Records excerpted from a collection

━━━━━━━━━━━━━━━━

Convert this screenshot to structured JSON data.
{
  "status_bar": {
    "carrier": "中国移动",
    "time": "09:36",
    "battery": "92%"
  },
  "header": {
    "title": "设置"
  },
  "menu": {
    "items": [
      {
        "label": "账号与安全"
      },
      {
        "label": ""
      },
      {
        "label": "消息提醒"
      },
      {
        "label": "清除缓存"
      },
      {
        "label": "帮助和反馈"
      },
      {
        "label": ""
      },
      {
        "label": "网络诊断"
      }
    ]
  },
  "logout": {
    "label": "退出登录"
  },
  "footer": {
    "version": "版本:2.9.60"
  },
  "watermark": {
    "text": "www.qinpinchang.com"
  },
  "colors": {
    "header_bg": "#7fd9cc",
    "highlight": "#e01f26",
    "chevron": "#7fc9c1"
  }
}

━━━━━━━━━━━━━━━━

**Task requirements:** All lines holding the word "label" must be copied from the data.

**Expected answer:**
        "label": "账号与安全"
        "label": ""
        "label": "消息提醒"
        "label": "清除缓存"
        "label": "帮助和反馈"
        "label": ""
        "label": "网络诊断"
    "label": "退出登录"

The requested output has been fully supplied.